Filter these entries, keeping only lines that hold the word "JSON".

(Records from a collection)

━━━━━━━━━━

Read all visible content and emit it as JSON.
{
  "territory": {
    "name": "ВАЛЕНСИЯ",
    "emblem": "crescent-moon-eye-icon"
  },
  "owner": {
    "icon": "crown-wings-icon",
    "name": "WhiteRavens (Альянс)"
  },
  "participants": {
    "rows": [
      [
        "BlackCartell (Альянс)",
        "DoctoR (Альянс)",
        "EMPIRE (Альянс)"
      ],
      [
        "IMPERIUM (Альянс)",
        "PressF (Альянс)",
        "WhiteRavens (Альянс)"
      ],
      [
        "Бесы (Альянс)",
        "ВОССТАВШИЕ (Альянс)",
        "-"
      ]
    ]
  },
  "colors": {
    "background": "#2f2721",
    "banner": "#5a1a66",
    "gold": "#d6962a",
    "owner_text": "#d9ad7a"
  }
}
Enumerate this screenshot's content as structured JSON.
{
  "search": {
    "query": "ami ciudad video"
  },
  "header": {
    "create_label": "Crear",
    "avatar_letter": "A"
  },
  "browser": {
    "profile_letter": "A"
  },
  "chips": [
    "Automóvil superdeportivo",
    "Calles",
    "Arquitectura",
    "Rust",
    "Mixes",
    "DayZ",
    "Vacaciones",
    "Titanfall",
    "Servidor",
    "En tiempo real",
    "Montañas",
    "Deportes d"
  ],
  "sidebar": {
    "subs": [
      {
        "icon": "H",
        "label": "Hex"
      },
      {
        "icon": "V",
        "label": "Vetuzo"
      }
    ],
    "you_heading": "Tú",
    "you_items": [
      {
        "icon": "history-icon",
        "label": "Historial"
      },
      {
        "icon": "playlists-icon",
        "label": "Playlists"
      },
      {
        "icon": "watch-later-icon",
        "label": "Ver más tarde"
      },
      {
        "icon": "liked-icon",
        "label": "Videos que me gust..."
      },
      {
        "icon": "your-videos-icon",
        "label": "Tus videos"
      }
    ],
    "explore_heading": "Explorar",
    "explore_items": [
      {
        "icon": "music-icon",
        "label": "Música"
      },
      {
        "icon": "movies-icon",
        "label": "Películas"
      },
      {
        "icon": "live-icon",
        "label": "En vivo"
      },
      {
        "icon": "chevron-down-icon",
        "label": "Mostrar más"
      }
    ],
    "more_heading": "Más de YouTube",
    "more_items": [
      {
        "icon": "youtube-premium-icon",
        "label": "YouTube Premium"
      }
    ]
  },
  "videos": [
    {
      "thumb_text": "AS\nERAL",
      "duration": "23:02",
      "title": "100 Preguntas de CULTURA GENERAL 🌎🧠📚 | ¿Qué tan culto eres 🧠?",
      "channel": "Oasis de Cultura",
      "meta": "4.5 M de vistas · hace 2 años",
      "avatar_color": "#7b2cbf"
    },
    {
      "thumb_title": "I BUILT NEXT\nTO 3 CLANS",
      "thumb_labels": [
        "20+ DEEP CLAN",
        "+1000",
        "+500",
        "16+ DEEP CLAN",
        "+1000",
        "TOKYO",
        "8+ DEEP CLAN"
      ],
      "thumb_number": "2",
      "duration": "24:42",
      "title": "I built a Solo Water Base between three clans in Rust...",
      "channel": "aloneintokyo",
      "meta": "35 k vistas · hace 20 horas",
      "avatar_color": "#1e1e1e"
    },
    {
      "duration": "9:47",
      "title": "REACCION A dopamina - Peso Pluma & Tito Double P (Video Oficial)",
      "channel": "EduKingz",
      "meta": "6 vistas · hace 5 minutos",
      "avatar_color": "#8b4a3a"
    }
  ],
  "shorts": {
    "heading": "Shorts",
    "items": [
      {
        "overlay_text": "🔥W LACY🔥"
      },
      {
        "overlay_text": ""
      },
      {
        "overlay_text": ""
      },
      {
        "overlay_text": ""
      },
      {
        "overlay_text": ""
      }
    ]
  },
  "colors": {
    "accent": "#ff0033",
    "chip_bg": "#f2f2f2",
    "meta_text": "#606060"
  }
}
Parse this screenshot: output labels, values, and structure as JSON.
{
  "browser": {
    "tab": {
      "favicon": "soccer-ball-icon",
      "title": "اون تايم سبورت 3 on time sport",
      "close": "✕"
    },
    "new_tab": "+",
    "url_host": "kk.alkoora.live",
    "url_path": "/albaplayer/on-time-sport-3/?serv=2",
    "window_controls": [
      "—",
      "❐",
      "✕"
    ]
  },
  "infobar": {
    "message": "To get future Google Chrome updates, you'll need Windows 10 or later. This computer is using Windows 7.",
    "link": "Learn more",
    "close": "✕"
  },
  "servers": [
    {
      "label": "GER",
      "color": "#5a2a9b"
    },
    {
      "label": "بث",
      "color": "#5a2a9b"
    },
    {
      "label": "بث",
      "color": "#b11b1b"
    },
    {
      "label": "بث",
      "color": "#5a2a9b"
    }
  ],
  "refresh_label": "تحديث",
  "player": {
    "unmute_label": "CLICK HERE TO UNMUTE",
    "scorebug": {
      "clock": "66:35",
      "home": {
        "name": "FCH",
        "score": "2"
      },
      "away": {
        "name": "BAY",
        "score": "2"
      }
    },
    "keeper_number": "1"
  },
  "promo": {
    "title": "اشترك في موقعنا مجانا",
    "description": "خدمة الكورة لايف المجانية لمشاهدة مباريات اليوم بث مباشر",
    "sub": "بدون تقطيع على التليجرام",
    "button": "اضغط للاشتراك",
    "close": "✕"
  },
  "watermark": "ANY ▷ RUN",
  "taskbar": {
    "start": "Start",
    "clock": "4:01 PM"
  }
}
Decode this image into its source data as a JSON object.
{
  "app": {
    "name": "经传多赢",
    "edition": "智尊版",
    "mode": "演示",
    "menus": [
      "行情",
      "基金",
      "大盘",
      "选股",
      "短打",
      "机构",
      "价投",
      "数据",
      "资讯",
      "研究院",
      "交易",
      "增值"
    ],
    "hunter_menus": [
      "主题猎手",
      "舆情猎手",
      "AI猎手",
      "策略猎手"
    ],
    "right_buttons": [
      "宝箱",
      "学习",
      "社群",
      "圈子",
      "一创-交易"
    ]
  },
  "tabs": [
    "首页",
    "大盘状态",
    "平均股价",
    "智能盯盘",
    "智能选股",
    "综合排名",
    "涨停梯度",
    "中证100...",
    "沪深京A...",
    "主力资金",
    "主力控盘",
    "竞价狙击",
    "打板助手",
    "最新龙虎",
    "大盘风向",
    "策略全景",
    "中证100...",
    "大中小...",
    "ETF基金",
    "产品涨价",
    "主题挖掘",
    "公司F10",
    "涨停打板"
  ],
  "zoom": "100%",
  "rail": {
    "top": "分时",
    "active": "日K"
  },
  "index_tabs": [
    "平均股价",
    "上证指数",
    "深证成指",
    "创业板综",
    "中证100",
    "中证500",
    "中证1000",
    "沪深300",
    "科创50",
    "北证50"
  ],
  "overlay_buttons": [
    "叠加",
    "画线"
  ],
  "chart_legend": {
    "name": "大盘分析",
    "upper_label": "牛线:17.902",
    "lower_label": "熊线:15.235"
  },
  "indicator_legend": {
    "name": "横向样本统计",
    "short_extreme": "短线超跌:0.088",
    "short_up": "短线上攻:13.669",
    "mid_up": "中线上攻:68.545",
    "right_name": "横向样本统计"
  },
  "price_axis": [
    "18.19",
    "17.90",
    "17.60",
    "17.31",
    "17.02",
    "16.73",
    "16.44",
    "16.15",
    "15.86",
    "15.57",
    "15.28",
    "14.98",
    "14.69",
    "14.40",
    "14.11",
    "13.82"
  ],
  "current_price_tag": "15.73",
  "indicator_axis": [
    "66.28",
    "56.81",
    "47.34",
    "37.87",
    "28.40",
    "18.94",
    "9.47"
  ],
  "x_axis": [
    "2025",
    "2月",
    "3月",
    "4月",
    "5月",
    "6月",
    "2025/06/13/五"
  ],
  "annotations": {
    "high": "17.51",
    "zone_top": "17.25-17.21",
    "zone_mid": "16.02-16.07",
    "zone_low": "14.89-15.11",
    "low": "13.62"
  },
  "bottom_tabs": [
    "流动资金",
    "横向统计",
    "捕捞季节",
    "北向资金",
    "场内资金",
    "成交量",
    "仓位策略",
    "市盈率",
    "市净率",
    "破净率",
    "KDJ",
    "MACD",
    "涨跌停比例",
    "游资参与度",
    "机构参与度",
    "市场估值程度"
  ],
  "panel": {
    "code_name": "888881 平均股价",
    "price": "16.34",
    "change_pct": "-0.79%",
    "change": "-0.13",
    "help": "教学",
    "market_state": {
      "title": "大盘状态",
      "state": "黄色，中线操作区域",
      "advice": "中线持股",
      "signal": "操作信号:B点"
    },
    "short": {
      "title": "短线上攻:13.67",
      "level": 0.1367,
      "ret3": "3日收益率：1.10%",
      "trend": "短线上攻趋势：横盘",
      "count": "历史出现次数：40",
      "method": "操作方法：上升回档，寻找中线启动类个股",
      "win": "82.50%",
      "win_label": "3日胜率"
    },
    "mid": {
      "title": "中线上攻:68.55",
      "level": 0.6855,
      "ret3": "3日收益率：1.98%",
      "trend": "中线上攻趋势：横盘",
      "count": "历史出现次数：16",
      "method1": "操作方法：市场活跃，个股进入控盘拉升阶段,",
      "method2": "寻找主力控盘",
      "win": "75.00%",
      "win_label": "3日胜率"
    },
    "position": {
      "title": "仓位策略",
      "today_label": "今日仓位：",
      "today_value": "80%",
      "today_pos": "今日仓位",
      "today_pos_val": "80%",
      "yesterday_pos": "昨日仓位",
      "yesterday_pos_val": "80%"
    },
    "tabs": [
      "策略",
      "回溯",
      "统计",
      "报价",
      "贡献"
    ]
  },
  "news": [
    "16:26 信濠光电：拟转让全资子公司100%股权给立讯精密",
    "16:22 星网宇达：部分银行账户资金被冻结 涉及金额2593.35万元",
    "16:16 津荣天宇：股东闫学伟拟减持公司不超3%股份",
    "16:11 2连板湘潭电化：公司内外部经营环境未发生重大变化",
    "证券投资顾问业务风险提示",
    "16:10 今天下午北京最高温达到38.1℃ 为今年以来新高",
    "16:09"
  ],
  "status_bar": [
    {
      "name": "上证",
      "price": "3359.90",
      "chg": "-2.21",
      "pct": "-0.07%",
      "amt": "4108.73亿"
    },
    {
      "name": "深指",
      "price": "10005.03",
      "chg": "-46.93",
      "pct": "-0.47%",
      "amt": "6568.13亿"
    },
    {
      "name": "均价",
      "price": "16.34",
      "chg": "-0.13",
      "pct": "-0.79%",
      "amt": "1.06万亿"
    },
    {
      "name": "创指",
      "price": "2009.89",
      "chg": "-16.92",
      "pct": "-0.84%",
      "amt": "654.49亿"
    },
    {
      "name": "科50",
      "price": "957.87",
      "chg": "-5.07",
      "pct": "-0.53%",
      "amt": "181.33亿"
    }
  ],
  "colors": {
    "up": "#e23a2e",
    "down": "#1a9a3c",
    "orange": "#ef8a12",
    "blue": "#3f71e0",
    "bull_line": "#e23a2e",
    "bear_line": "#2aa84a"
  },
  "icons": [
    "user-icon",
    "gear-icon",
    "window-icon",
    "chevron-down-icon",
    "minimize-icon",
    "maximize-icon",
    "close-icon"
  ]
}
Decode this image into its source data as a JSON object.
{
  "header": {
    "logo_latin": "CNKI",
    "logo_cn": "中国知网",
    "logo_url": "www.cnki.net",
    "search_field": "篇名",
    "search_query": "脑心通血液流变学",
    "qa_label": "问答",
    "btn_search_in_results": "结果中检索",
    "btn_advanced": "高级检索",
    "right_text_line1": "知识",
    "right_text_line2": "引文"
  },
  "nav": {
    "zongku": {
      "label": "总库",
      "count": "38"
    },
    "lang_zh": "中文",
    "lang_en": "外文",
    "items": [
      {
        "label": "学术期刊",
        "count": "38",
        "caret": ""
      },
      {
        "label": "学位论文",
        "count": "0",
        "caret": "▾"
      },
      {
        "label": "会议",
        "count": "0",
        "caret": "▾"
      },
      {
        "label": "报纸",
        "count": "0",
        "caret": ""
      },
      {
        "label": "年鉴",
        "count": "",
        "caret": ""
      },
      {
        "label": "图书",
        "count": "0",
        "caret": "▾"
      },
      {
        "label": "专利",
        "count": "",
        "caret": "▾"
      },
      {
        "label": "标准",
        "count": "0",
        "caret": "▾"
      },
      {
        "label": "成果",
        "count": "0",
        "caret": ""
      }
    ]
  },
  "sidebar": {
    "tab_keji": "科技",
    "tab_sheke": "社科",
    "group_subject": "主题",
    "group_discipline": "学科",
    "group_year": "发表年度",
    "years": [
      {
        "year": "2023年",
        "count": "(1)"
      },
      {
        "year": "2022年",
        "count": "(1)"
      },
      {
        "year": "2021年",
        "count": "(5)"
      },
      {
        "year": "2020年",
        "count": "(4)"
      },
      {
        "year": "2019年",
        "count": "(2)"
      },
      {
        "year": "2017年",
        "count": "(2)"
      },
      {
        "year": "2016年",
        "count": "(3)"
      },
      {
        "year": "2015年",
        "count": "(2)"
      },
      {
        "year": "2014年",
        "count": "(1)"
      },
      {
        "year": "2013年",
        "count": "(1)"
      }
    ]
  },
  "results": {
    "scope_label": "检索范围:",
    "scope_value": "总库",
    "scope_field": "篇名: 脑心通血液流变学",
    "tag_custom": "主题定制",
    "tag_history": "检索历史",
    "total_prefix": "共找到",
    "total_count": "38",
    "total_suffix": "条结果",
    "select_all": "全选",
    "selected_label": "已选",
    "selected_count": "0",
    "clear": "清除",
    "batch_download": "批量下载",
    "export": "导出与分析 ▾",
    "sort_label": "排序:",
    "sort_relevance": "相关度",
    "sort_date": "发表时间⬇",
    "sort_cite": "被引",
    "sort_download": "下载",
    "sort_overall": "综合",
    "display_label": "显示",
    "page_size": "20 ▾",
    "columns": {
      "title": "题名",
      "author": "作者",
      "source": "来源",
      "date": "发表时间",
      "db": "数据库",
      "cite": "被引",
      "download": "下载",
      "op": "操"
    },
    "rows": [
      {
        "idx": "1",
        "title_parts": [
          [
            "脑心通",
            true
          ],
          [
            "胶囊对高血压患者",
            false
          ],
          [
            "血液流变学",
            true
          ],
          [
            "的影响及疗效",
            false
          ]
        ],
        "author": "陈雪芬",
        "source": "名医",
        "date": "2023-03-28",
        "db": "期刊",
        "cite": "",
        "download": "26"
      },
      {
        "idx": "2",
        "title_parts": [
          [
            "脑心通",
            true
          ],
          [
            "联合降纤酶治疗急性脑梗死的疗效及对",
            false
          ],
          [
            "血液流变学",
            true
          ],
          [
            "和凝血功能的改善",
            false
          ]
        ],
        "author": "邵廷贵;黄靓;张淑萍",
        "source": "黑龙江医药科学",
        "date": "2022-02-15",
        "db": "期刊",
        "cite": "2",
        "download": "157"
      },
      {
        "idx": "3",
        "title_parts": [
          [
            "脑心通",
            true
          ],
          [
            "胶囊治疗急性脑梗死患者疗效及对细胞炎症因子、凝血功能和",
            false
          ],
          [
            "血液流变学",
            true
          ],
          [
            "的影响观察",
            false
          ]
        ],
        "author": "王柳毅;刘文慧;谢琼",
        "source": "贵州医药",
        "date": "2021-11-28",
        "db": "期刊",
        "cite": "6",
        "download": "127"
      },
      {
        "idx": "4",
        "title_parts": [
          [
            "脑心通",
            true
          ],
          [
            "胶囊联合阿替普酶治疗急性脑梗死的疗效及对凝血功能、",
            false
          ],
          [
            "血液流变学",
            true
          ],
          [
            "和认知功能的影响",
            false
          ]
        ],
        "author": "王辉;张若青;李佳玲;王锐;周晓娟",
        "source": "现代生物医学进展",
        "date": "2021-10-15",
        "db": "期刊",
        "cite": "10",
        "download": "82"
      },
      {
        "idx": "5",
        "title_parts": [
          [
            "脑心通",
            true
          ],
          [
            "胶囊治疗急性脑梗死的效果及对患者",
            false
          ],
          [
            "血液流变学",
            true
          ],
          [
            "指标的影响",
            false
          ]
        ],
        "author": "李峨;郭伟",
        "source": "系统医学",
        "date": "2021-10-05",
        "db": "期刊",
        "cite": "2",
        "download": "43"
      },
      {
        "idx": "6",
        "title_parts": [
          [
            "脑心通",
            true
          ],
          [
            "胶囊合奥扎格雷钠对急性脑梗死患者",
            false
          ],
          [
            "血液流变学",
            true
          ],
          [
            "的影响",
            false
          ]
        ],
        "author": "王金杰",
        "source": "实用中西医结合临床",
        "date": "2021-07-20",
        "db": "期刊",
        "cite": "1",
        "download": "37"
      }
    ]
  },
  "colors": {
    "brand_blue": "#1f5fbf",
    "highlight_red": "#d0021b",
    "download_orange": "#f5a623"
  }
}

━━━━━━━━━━

> **OUTPUT OF THE TASK**:
Read all visible content and emit it as JSON.
Enumerate this screenshot's content as structured JSON.
Parse this screenshot: output labels, values, and structure as JSON.
Decode this image into its source data as a JSON object.
Decode this image into its source data as a JSON object.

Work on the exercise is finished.